We need to engage in a rational conversation about the nature of
the culture children consume but not in the current climate of moral
panic. I believe this moral panic is pumped up by three factors.

1) Our fears of adolescents. Popular culture has become one of the
central battlegrounds through which teens stake out a claim on their
own autonomy from their parents. Adolescent symbols from zoot suits
to goth amulets define the boundaries between generations. The
intentionally cryptic nature of these symbols often means adults
invest them with all of our worst fears, including our fear that our
children are breaking away from us. But that doesn't mean that these
symbols carry all of these same meanings for our children. However
spooky looking they may seem to some adults, goths aren't monsters.
They are a peaceful subculture committed to tolerance of diversity and
providing a sheltering community for others who have been hurt. It
is, however, monstrously inappropriate when GOP strategist Mike Murphy
advocates "goth control" not "gun control."

2) Adult fears of new technologies. The Washington Post reported
that 82 percent of Americans cite the Internet as a potential
cause for the shootings. The Internet is no more to blame for the
Colombine shootings than the telephone is to blame for the Lindbergh
kidnappings. Such statistics suggest adult anxiety about the current
rate of technological change. Many adults see computers as necessary
tools for educational and professional development. But many
also perceive their children's on-line time as socially isolating.
However, for many "outcasts," the on-line world offers an alternative
support network, helping them find someone out there somewhere who
doesn't think they are a geek.

3) The increased visibility of youth culture. Children fourteen and
under now constitute roughly 30 percent of the American population,
a demographic group larger than the baby boom itself. Adults are
feeling more and more estranged from the dominant forms of popular
culture, which now reflects their children's values rather than
their own. Despite our unfamiliarity with this new technology,
the fantasies shaping contemporary video games are not profoundly
different from those which shaped backyard play a generation ago.
Boys have always enjoyed blood and thunder entertainment, always
enjoyed risk-taking and rough housing, but these activities often
took place in vacant lots or backyards, out of adult view. In a world
where children have diminished access to play space, American mothers
are now confronting directly the messy business of turning boys into
men in our culture and they are alarmed at what they are seeing but
the fact that they are seeing it at all means that we can talk about
it and shape it in a way that was impossible when it was hidden from

We are afraid of our children.
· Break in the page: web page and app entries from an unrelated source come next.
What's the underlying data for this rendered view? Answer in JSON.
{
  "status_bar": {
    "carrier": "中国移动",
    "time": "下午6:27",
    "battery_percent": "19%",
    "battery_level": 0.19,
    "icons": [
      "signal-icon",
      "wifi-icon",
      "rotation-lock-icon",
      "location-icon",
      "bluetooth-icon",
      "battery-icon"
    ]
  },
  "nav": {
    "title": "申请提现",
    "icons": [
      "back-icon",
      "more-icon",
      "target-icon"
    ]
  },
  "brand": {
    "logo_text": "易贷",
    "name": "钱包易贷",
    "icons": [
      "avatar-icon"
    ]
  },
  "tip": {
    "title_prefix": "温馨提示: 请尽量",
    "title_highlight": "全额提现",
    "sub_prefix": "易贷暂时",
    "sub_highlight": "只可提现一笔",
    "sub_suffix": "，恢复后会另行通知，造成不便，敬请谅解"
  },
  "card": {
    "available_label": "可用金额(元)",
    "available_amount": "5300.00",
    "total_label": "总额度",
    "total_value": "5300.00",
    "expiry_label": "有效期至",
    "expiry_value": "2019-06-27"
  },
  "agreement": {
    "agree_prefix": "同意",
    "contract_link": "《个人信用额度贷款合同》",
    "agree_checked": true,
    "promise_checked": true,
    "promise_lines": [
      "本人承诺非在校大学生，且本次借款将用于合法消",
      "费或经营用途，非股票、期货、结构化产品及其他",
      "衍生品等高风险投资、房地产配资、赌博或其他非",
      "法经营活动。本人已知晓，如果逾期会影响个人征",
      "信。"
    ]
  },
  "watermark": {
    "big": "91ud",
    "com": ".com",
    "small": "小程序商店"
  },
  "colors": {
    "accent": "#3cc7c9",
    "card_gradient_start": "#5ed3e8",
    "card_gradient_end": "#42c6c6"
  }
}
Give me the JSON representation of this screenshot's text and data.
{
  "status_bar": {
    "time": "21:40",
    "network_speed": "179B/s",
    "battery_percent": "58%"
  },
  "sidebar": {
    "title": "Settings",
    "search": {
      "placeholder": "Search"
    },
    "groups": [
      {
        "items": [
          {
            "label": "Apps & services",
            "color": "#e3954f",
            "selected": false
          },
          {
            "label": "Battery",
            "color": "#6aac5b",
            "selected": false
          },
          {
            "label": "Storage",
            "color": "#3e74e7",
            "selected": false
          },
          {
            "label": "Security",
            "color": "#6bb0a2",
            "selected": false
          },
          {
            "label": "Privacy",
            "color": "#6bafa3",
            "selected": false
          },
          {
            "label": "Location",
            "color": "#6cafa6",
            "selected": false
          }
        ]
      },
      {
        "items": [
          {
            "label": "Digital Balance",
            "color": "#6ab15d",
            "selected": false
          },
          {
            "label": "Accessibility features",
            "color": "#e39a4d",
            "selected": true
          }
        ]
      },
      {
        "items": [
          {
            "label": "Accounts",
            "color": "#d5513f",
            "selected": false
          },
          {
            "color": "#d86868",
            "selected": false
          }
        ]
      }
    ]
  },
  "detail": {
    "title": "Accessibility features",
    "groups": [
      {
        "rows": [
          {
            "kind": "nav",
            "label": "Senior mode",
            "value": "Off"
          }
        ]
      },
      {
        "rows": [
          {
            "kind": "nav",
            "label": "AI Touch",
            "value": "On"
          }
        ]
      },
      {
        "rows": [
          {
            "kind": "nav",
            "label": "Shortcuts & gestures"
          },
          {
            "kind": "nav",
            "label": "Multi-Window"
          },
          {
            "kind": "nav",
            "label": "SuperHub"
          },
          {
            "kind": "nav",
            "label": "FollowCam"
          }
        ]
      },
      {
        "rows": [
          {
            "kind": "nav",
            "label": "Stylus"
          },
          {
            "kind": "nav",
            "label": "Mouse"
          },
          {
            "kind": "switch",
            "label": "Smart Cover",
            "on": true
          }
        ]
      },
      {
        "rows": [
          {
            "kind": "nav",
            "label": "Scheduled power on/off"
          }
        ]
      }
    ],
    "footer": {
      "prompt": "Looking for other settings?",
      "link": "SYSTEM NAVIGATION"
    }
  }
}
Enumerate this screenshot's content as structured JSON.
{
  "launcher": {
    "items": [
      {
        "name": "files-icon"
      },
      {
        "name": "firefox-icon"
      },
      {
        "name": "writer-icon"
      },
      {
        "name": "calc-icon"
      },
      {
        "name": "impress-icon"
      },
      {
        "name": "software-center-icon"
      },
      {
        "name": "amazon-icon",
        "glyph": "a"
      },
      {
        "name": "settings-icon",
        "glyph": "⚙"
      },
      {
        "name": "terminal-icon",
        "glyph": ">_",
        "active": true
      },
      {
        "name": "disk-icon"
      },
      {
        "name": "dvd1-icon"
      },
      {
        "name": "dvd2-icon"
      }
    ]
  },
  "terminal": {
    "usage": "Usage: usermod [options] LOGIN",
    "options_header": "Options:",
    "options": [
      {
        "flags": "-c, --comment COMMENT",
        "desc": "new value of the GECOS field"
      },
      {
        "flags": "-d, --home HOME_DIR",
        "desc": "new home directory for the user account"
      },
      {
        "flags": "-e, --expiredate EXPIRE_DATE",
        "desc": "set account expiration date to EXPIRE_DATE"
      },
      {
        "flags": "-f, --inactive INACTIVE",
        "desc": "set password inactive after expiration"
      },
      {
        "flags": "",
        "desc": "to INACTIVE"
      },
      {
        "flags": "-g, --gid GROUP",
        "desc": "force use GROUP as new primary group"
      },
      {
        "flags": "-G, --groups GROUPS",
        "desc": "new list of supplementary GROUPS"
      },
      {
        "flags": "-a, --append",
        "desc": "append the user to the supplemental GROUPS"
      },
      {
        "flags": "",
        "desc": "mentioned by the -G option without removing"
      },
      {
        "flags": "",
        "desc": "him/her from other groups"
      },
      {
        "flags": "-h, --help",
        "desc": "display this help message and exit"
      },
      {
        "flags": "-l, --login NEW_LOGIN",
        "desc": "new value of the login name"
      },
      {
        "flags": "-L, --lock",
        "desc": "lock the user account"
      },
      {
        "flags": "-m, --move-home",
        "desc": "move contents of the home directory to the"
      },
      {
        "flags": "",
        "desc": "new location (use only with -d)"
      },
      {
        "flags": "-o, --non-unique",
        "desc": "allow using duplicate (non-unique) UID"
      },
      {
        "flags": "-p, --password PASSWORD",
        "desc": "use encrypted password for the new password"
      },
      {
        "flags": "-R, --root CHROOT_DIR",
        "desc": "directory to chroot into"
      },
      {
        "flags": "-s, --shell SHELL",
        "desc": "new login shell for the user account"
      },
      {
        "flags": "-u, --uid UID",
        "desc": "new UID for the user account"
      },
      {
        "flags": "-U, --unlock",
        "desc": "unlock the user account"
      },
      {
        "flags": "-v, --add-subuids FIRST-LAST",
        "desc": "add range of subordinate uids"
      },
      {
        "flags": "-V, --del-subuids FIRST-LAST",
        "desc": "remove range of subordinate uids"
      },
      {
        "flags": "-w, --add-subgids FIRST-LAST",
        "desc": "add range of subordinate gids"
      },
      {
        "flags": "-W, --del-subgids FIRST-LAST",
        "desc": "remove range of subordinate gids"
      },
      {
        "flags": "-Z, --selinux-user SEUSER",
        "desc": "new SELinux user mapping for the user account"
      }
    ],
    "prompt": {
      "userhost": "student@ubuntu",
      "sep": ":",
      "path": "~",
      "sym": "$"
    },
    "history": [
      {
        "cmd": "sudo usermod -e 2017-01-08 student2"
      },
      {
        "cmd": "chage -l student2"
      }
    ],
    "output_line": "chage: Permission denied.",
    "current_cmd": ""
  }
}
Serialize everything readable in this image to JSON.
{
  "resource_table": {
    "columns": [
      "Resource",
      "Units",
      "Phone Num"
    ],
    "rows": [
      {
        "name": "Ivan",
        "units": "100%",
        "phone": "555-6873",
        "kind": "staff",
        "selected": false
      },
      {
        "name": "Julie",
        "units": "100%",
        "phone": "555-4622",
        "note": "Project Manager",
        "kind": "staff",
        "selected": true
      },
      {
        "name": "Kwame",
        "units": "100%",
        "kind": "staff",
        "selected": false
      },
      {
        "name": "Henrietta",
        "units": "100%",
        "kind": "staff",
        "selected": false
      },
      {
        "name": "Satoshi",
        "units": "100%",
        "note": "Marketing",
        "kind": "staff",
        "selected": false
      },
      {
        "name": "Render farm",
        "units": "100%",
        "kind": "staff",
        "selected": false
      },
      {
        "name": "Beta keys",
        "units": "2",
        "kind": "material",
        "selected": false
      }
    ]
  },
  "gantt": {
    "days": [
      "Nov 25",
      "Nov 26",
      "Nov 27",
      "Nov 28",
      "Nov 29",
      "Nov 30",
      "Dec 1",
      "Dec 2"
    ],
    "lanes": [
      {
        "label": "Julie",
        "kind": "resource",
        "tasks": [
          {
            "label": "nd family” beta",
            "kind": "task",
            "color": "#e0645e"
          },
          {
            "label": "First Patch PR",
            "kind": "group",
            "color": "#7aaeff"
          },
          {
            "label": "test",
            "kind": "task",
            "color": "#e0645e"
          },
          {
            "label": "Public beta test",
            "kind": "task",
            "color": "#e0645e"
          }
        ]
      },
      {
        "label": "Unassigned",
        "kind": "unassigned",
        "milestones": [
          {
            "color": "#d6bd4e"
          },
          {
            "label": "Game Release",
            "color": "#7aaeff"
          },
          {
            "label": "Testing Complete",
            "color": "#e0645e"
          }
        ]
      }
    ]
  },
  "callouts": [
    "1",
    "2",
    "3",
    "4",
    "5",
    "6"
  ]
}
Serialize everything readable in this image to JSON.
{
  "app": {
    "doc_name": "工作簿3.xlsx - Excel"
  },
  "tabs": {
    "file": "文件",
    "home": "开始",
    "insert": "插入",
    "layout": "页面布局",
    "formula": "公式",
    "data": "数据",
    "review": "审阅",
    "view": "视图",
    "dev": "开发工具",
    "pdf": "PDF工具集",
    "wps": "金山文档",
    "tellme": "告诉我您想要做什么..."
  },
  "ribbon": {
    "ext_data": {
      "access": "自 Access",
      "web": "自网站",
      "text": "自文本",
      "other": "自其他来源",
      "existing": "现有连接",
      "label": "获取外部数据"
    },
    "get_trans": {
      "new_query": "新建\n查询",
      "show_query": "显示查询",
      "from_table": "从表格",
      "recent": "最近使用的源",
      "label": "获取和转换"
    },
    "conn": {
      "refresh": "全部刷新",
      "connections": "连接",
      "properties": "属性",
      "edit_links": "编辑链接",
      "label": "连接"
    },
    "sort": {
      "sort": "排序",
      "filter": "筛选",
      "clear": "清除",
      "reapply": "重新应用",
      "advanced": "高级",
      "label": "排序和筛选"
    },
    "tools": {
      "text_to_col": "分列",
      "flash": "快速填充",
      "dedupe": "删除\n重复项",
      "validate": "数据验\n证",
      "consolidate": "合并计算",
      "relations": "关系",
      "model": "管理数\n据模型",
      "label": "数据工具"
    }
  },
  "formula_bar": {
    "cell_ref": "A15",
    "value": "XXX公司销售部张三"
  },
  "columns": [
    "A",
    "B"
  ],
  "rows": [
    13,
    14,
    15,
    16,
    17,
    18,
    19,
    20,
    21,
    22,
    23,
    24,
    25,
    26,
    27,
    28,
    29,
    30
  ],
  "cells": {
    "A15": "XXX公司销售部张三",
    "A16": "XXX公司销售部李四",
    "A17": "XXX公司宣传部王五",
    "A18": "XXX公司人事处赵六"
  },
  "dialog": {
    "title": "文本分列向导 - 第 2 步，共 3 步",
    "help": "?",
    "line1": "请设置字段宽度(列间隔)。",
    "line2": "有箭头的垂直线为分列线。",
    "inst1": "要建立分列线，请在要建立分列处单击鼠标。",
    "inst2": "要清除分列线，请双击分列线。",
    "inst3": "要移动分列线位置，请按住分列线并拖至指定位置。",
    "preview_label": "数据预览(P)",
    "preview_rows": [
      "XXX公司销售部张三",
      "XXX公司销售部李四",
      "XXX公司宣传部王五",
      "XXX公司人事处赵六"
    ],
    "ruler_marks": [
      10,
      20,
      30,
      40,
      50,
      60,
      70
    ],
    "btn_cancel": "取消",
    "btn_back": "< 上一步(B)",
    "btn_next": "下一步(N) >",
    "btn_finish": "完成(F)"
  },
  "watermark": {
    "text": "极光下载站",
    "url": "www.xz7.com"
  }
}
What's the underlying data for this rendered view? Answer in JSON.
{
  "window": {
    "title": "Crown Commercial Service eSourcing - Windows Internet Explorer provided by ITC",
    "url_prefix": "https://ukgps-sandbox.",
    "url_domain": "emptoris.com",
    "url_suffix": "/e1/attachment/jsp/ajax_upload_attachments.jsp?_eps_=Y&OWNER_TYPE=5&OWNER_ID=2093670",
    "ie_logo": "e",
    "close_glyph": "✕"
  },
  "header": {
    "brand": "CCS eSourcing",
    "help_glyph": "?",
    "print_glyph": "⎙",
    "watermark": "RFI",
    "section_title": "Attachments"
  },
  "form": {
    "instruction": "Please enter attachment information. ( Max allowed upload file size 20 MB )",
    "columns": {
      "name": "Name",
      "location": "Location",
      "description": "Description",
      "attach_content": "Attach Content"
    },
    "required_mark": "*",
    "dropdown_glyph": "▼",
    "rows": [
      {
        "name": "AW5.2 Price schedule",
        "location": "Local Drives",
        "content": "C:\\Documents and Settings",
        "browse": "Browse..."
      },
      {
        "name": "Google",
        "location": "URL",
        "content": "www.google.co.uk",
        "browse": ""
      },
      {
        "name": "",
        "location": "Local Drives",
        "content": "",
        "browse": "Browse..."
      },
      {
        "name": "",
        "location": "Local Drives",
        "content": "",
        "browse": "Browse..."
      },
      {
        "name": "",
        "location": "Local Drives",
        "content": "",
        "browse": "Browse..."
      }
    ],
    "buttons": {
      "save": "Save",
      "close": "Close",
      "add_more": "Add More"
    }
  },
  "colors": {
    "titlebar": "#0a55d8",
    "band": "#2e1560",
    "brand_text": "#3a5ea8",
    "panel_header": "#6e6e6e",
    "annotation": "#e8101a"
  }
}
We are afraid of their reactions to
digital media. And we suddenly can't avoid either. Thee factors may
shape the policies that emerge from this committee but if they do,
they will lead us down the wrong path. Banning black trenchcoats or
abolishing violent video games doesn't get us anywhere. These are the
symbols of youth alienation and rage -- not the causes.

Journalist Jon Katz has described a backlash against popular culture
in our high schools. Schools are shutting down student net access.
Parents are cutting their children off from on-line friends. Students
are being suspended for displaying cultural symbols or expressing
controversial views. Katz chillingly documents the consequences
of adult ignorance and fear of our children's culture. Rather than
teaching children to be more tolerant, high school teachers and
administrators are teaching students that difference is dangerous,
that individuality should be punished, and that self expression should
be constrained. In this polarized climate, it becomes IMPOSSIBLE
for young people to explain to us what their popular culture means to
them. We re pushing this culture further and further underground and
thus further and further from our understanding.

I urge this committee to listen to youth voices about this controversy
and have submitted a selection of responses from young people as part
of my extended testimony.

Listen to our children. Don't fear them.
Henry Jenkins